## What the exercise asks:
Examine each line of the data. Copy those that contain the string "JSON".

## Task inputs:
[Start of section]

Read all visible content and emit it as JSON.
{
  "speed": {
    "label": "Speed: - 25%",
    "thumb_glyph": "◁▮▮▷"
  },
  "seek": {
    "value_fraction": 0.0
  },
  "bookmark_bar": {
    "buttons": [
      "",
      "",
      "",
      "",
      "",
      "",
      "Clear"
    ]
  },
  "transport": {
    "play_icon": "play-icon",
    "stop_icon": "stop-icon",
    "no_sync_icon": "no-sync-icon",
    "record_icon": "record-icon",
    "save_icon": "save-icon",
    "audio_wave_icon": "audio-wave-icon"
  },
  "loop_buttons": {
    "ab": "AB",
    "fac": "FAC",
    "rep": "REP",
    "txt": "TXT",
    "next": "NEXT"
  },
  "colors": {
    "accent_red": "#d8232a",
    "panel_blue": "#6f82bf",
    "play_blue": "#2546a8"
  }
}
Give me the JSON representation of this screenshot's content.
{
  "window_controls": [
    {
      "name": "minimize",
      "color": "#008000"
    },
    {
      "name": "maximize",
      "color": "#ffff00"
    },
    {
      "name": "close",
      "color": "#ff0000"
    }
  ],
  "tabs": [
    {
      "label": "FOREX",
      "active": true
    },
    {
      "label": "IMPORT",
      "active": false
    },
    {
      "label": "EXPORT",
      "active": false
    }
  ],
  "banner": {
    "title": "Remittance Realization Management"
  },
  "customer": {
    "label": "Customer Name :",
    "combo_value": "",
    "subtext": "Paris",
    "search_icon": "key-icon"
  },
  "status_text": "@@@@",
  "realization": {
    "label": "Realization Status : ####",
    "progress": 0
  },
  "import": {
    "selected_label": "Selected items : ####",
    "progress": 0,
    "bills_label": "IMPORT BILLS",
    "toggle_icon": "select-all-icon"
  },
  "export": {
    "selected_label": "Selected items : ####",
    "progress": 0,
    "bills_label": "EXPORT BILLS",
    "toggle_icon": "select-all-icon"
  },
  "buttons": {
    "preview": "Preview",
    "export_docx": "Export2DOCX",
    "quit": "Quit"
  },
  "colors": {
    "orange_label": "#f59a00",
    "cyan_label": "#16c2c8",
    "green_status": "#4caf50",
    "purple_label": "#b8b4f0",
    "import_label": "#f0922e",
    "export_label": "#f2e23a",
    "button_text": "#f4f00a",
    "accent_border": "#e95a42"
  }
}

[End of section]

## Written response:
Read all visible content and emit it as JSON.
Give me the JSON representation of this screenshot's content.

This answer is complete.